“Although lung cancer screening is not an alternative to smoking cessation, the USPSTF found adequate evidence that annual screening for lung cancer with LDCT [low-dose computed tomography] in a defined population of high-risk persons can prevent a substantial number of lung cancer—related deaths,” said the task force’s recommendation statement, which was published online on December 31, 2013, in the Annals of Internal Medicine.

The guideline recommends annual lung cancer screenings using LDCT in patients aged 55 to 80 years who smoked at least 1 pack of cigarettes a day for 30 years or the equivalent, or who quit a heavy smoking habit within the past 15 years.

The annual screenings can be discontinued after patients reach the 15-year quitting mark. Health problems that substantially limit life expectancy or ability or willingness to have lung surgery can also excuse a patient from the annual screening, the USPSTF notes.

“The USPSTF concludes with moderate certainty that annual screening for lung cancer with LDCT is of moderate net benefit in asymptomatic persons who are at high risk for lung cancer based on age, total cumulative exposure to tobacco smoke, and years since quitting smoking,” the report states. “The moderate net benefit of screening depends on limiting screening to persons who are high risk, the accuracy of image interpretation being similar to that found in the NLST (National Lung Screening Trial), and the resolution of most false-positive results without invasive procedures.”

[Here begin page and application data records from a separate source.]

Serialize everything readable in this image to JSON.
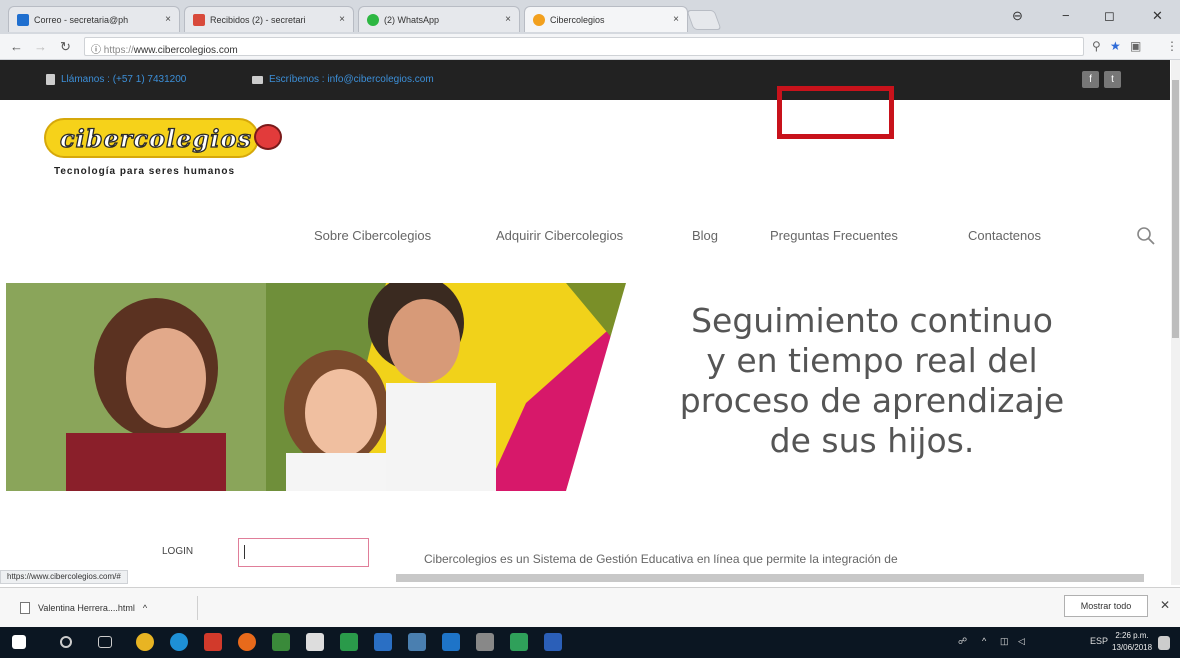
{
  "browser": {
    "tabs": [
      {
        "title": "Correo - secretaria@ph",
        "favicon_color": "#1f6fcf"
      },
      {
        "title": "Recibidos (2) - secretari",
        "favicon_color": "#d84a3b"
      },
      {
        "title": "(2) WhatsApp",
        "favicon_color": "#2db742"
      },
      {
        "title": "Cibercolegios",
        "favicon_color": "#f2a01e"
      }
    ],
    "tab_close": "×",
    "window_controls": [
      "−",
      "◻",
      "✕"
    ],
    "url_scheme": "https://",
    "url_host": "www.cibercolegios.com"
  },
  "site": {
    "contact_phone": "Llámanos : (+57 1) 7431200",
    "contact_email": "Escríbenos : info@cibercolegios.com",
    "social": [
      "f",
      "t"
    ],
    "logo_text": "cibercolegios",
    "logo_tagline": "Tecnología para seres humanos",
    "menu": [
      "Sobre Cibercolegios",
      "Adquirir Cibercolegios",
      "Blog",
      "Preguntas Frecuentes",
      "Contactenos"
    ],
    "hero_lines": [
      "Seguimiento continuo",
      "y en tiempo real del",
      "proceso de aprendizaje",
      "de sus hijos."
    ],
    "login_label": "LOGIN",
    "login_value": "",
    "intro_text": "Cibercolegios es un Sistema de Gestión Educativa en línea que permite la integración de"
  },
  "status_url": "https://www.cibercolegios.com/#",
  "downloads": {
    "file_name": "Valentina Herrera....html",
    "chevron": "^",
    "show_all": "Mostrar todo",
    "close": "✕"
  },
  "taskbar": {
    "language": "ESP",
    "time": "2:26 p.m.",
    "date": "13/06/2018"
  },
  "colors": {
    "highlight": "#c8121b",
    "link_blue": "#3c8fd8",
    "logo_yellow": "#f6d21a"
  }
}
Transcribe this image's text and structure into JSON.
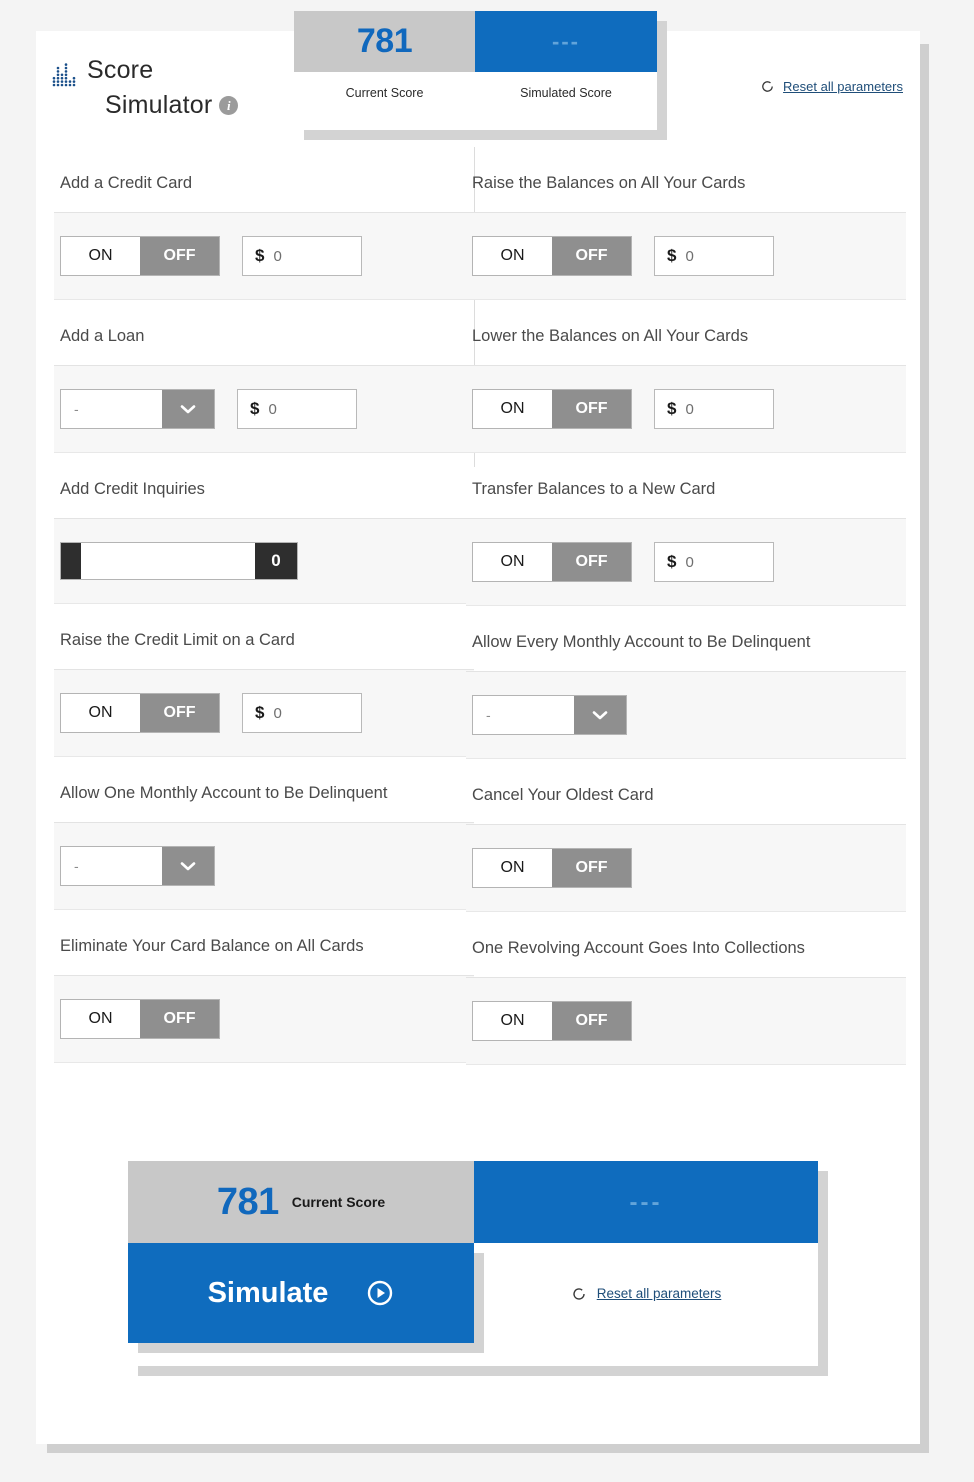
{
  "brand": {
    "logo_icon": "bar-chart-dots-icon",
    "line1": "Score",
    "line2": "Simulator",
    "info_icon": "info-icon",
    "info_glyph": "i"
  },
  "score_widget": {
    "current_value": "781",
    "current_label": "Current Score",
    "simulated_value": "---",
    "simulated_label": "Simulated Score",
    "current_box_color": "#c8c8c8",
    "simulated_box_color": "#0f6cbe",
    "score_text_color": "#1068bd"
  },
  "reset_top": {
    "icon": "refresh-icon",
    "label": "Reset all parameters"
  },
  "controls": {
    "toggle_on": "ON",
    "toggle_off": "OFF",
    "money_sign": "$",
    "money_value": "0",
    "select_value": "-",
    "select_arrow_icon": "chevron-down-icon",
    "slider_value": "0"
  },
  "left_column": [
    {
      "label": "Add a Credit Card",
      "control": "toggle-money"
    },
    {
      "label": "Add a Loan",
      "control": "select-money"
    },
    {
      "label": "Add Credit Inquiries",
      "control": "slider"
    },
    {
      "label": "Raise the Credit Limit on a Card",
      "control": "toggle-money"
    },
    {
      "label": "Allow One Monthly Account to Be Delinquent",
      "control": "select"
    },
    {
      "label": "Eliminate Your Card Balance on All Cards",
      "control": "toggle"
    }
  ],
  "right_column": [
    {
      "label": "Raise the Balances on All Your Cards",
      "control": "toggle-money"
    },
    {
      "label": "Lower the Balances on All Your Cards",
      "control": "toggle-money"
    },
    {
      "label": "Transfer Balances to a New Card",
      "control": "toggle-money"
    },
    {
      "label": "Allow Every Monthly Account to Be Delinquent",
      "control": "select"
    },
    {
      "label": "Cancel Your Oldest Card",
      "control": "toggle"
    },
    {
      "label": "One Revolving Account Goes Into Collections",
      "control": "toggle"
    }
  ],
  "footer": {
    "current_value": "781",
    "current_label": "Current Score",
    "simulated_value": "---",
    "simulate_label": "Simulate",
    "simulate_icon": "play-circle-icon",
    "reset_icon": "refresh-icon",
    "reset_label": "Reset all parameters",
    "button_color": "#0f6cbe"
  }
}
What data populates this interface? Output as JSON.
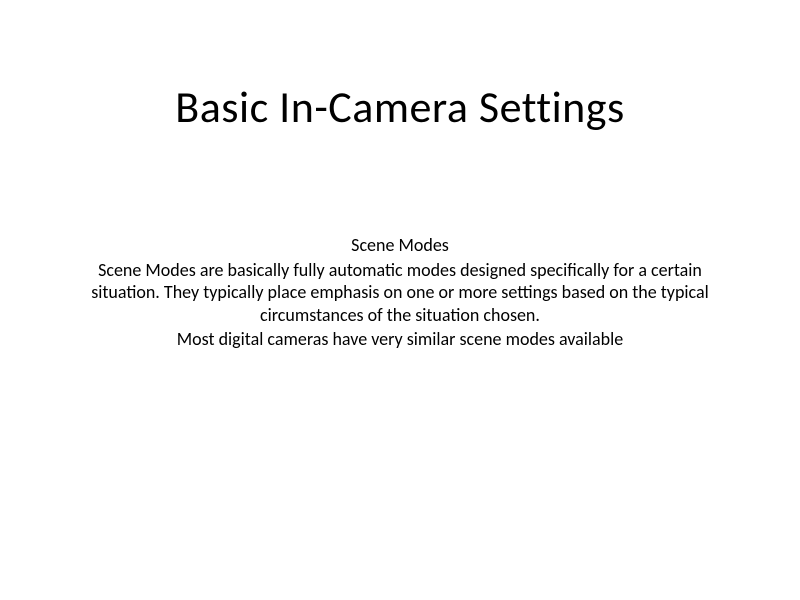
{
  "title": "Basic In-Camera Settings",
  "subtitle": "Scene Modes",
  "paragraph1": "Scene Modes are basically fully automatic modes designed specifically for a certain situation.  They typically place emphasis on one or more settings based on the typical circumstances of the situation chosen.",
  "paragraph2": "Most digital cameras have very similar scene modes available"
}
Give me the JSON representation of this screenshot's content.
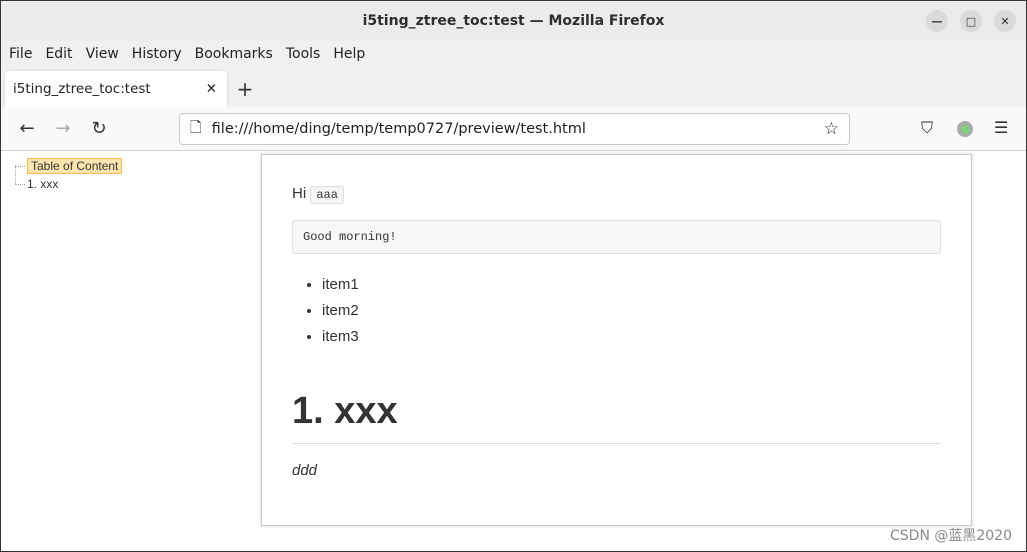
{
  "window": {
    "title": "i5ting_ztree_toc:test — Mozilla Firefox"
  },
  "menu": [
    "File",
    "Edit",
    "View",
    "History",
    "Bookmarks",
    "Tools",
    "Help"
  ],
  "tab": {
    "label": "i5ting_ztree_toc:test"
  },
  "url": "file:///home/ding/temp/temp0727/preview/test.html",
  "toc": {
    "title": "Table of Content",
    "items": [
      "1. xxx"
    ]
  },
  "doc": {
    "hi": "Hi",
    "code": "aaa",
    "pre": "Good morning!",
    "list": [
      "item1",
      "item2",
      "item3"
    ],
    "heading": "1. xxx",
    "em": "ddd"
  },
  "watermark": "CSDN @蓝黑2020",
  "colors": {
    "toc_highlight": "#ffe6b0",
    "extension_dot": "#7ed07e"
  }
}
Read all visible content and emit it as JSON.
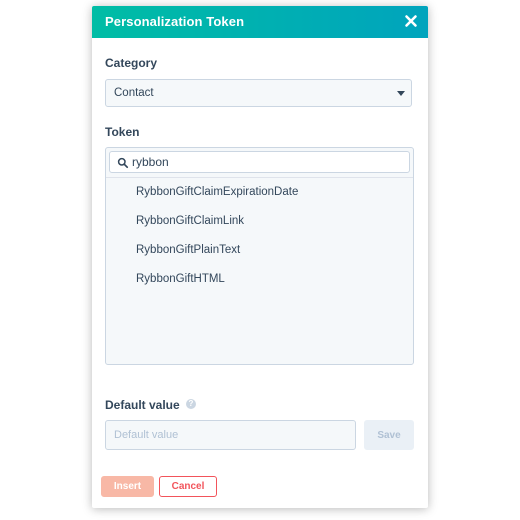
{
  "modal": {
    "title": "Personalization Token",
    "close_icon": "close-icon"
  },
  "category": {
    "label": "Category",
    "selected": "Contact",
    "caret_icon": "caret-down-icon"
  },
  "token": {
    "label": "Token",
    "search_icon": "search-icon",
    "search_value": "rybbon",
    "results": [
      "RybbonGiftClaimExpirationDate",
      "RybbonGiftClaimLink",
      "RybbonGiftPlainText",
      "RybbonGiftHTML"
    ]
  },
  "default_value": {
    "label": "Default value",
    "help_icon": "help-icon",
    "placeholder": "Default value",
    "save_label": "Save"
  },
  "footer": {
    "insert_label": "Insert",
    "cancel_label": "Cancel"
  },
  "colors": {
    "header_gradient_start": "#00bda5",
    "header_gradient_end": "#00a4bd",
    "text_primary": "#33475b",
    "insert_disabled": "#f8b8a6",
    "cancel_accent": "#f2545b",
    "input_bg": "#f5f8fa",
    "border": "#cbd6e2"
  }
}
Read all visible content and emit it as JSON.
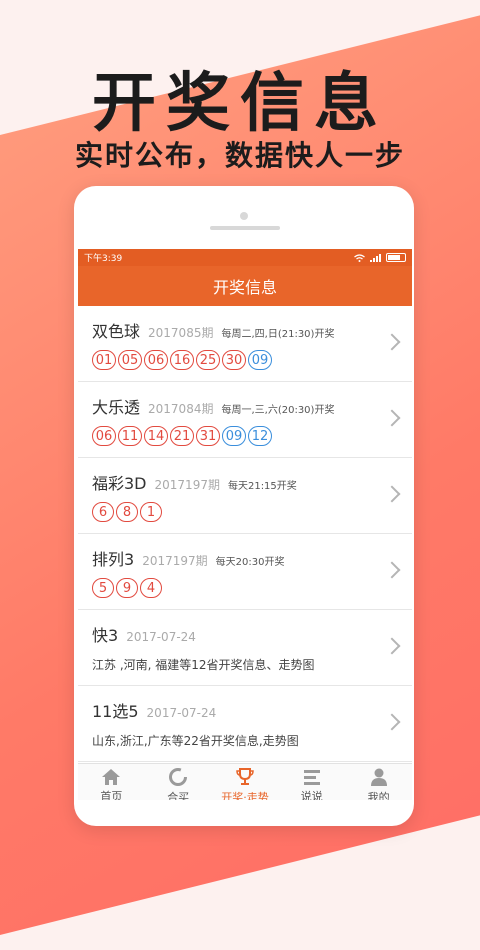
{
  "promo": {
    "title": "开奖信息",
    "subtitle": "实时公布，数据快人一步"
  },
  "status_bar": {
    "time": "下午3:39"
  },
  "app_bar": {
    "title": "开奖信息"
  },
  "lotteries": [
    {
      "name": "双色球",
      "issue": "2017085期",
      "schedule": "每周二,四,日(21:30)开奖",
      "red": [
        "01",
        "05",
        "06",
        "16",
        "25",
        "30"
      ],
      "blue": [
        "09"
      ]
    },
    {
      "name": "大乐透",
      "issue": "2017084期",
      "schedule": "每周一,三,六(20:30)开奖",
      "red": [
        "06",
        "11",
        "14",
        "21",
        "31"
      ],
      "blue": [
        "09",
        "12"
      ]
    },
    {
      "name": "福彩3D",
      "issue": "2017197期",
      "schedule": "每天21:15开奖",
      "red": [
        "6",
        "8",
        "1"
      ]
    },
    {
      "name": "排列3",
      "issue": "2017197期",
      "schedule": "每天20:30开奖",
      "red": [
        "5",
        "9",
        "4"
      ]
    },
    {
      "name": "快3",
      "date": "2017-07-24",
      "desc": "江苏 ,河南, 福建等12省开奖信息、走势图"
    },
    {
      "name": "11选5",
      "date": "2017-07-24",
      "desc": "山东,浙江,广东等22省开奖信息,走势图"
    }
  ],
  "tabs": [
    {
      "label": "首页",
      "icon": "home-icon",
      "active": false
    },
    {
      "label": "合买",
      "icon": "ring-icon",
      "active": false
    },
    {
      "label": "开奖·走势",
      "icon": "trophy-icon",
      "active": true
    },
    {
      "label": "说说",
      "icon": "list-icon",
      "active": false
    },
    {
      "label": "我的",
      "icon": "user-icon",
      "active": false
    }
  ],
  "colors": {
    "accent": "#e8652a",
    "red_ball": "#e24a3f",
    "blue_ball": "#3a8edc"
  }
}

The annual screenings are not without concerns, however. The chance for false—positive results, which could lead to anxiety for patients, additional expenses from follow-up tests, and unnecessary surgeries, is about 95%. The repeated exposure to computed tomography radiation is also a concern for patients, because it can cause cancer as well.

The guideline authors compared the LDCT radiation exposure to that of mammography, and, while noting concern about the duration of LDCT, stated that current practice tends to involve following detected nodules with LDCT rather than higher-radiation high-resolution CT scans.

Prior to the latest update, the Task Force released its last screening guideline in 2004. That guideline found insufficient evidence to establish a benefit from annual lung cancer screenings in high-risk individuals, regardless the test used to detect the cancer.

The most recent update is based on studies reporting results of LDCT screening found by searching MEDLINE, the Cochrane Central Register of Controlled Trials and Cochrane Database of Systematic Reviews, reference lists, and Scopus. Although the guideline authors found 8215 abstracts initially, only 67 full-text articles met inclusion criteria. The list was further condensed to 7 randomized, controlled trials reporting LDCT results, and then trimmed to 4 clinical trials reporting test results in intervention and control groups.

The 4 trials included the National Lung Screening Trial, the Detection and Screening of Early Lung Cancer by Novel Imaging Technology and Molecular Essays, the Danish Lung Cancer Screening Trial, and the Multicentric Italian Lung Detection study.

Patient advocacy and physician groups, including the American Cancer Society, the American College of Chest Physicians, the American Association for Thoracic Surgery, the American Society of Clinical Oncology, and the National Comprehensive Cancer Network, have recommend similar lung cancer screening criteria. Several of the screening guidelines are based on the National Lung Screening Trial findings.